Kim Toffoletti and Katherine Sveinson

Existing literature provides nascent insights into structural arrangements that shape mothers’ experiences of being a sport fan, yet we know little about the social meaning sport fandom holds for mothers. This exploratory study draws on qualitative interviews with 41 mothers from Australia and North America to examine their understandings of sport fandom in the context of their everyday lives and contemporary ideologies about mothering. Findings suggest that sport fandom presents an opportunity for mothers to redefine and transform both fan and mothering practices, thereby challenging popular orthodoxies that fandom becomes less important to women after having children.
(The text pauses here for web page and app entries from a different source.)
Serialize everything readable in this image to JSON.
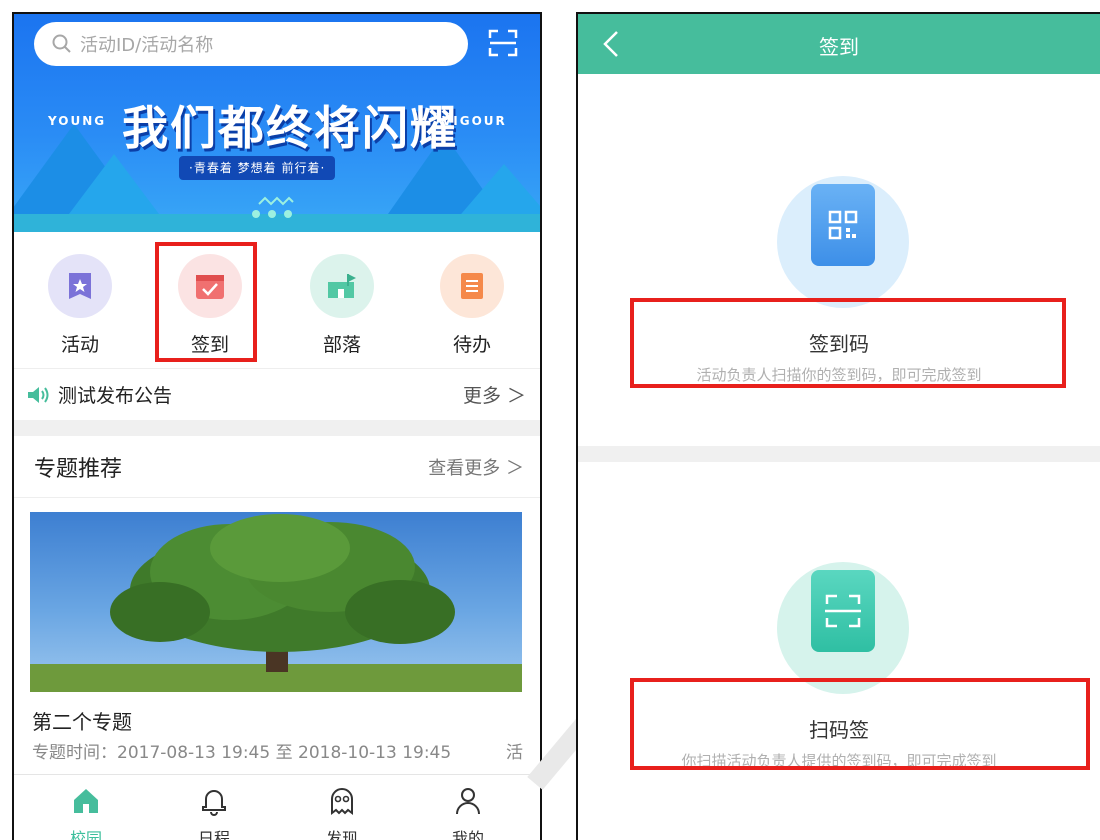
{
  "left": {
    "search": {
      "placeholder": "活动ID/活动名称"
    },
    "banner": {
      "side_left": "YOUNG",
      "side_right": "VIGOUR",
      "title": "我们都终将闪耀",
      "subtitle": "·青春着 梦想着 前行着·"
    },
    "quick": [
      {
        "label": "活动",
        "icon": "ticket-icon",
        "bg": "#e4e3f8"
      },
      {
        "label": "签到",
        "icon": "calendar-check-icon",
        "bg": "#fbe3e3"
      },
      {
        "label": "部落",
        "icon": "tribe-flag-icon",
        "bg": "#dcf3ec"
      },
      {
        "label": "待办",
        "icon": "todo-list-icon",
        "bg": "#fde6d8"
      }
    ],
    "notice": {
      "text": "测试发布公告",
      "more": "更多 ＞"
    },
    "section": {
      "title": "专题推荐",
      "more": "查看更多 ＞"
    },
    "topic": {
      "title": "第二个专题",
      "meta": "专题时间：2017-08-13 19:45 至 2018-10-13 19:45",
      "meta_extra": "活"
    },
    "tabs": [
      {
        "label": "校园",
        "icon": "home-icon",
        "active": true
      },
      {
        "label": "日程",
        "icon": "bell-icon",
        "active": false
      },
      {
        "label": "发现",
        "icon": "ghost-icon",
        "active": false
      },
      {
        "label": "我的",
        "icon": "user-icon",
        "active": false
      }
    ]
  },
  "right": {
    "header": {
      "title": "签到"
    },
    "options": [
      {
        "label": "签到码",
        "desc": "活动负责人扫描你的签到码，即可完成签到",
        "icon": "qr-code-icon"
      },
      {
        "label": "扫码签",
        "desc": "你扫描活动负责人提供的签到码，即可完成签到",
        "icon": "scan-icon"
      }
    ]
  },
  "colors": {
    "accent": "#46bd9c",
    "highlight": "#e8201c",
    "banner": "#1b74f0"
  }
}
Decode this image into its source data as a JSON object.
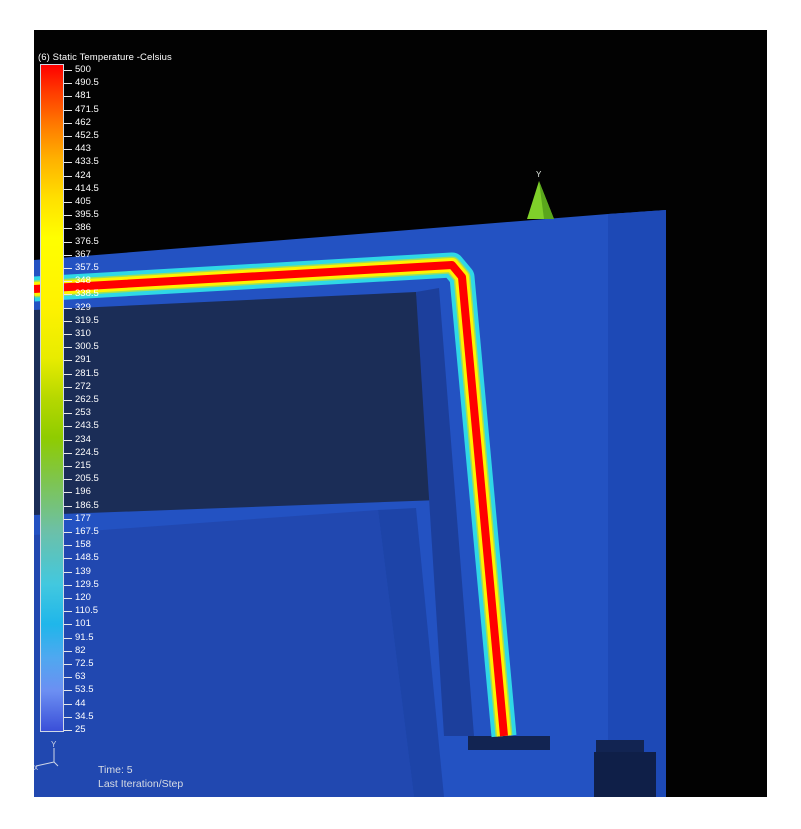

By foregrounding mothers’ efforts to stay engaged with their fandom, we extend research on the experiences of women sport fans and offer alternatives to normative constructs of fandom.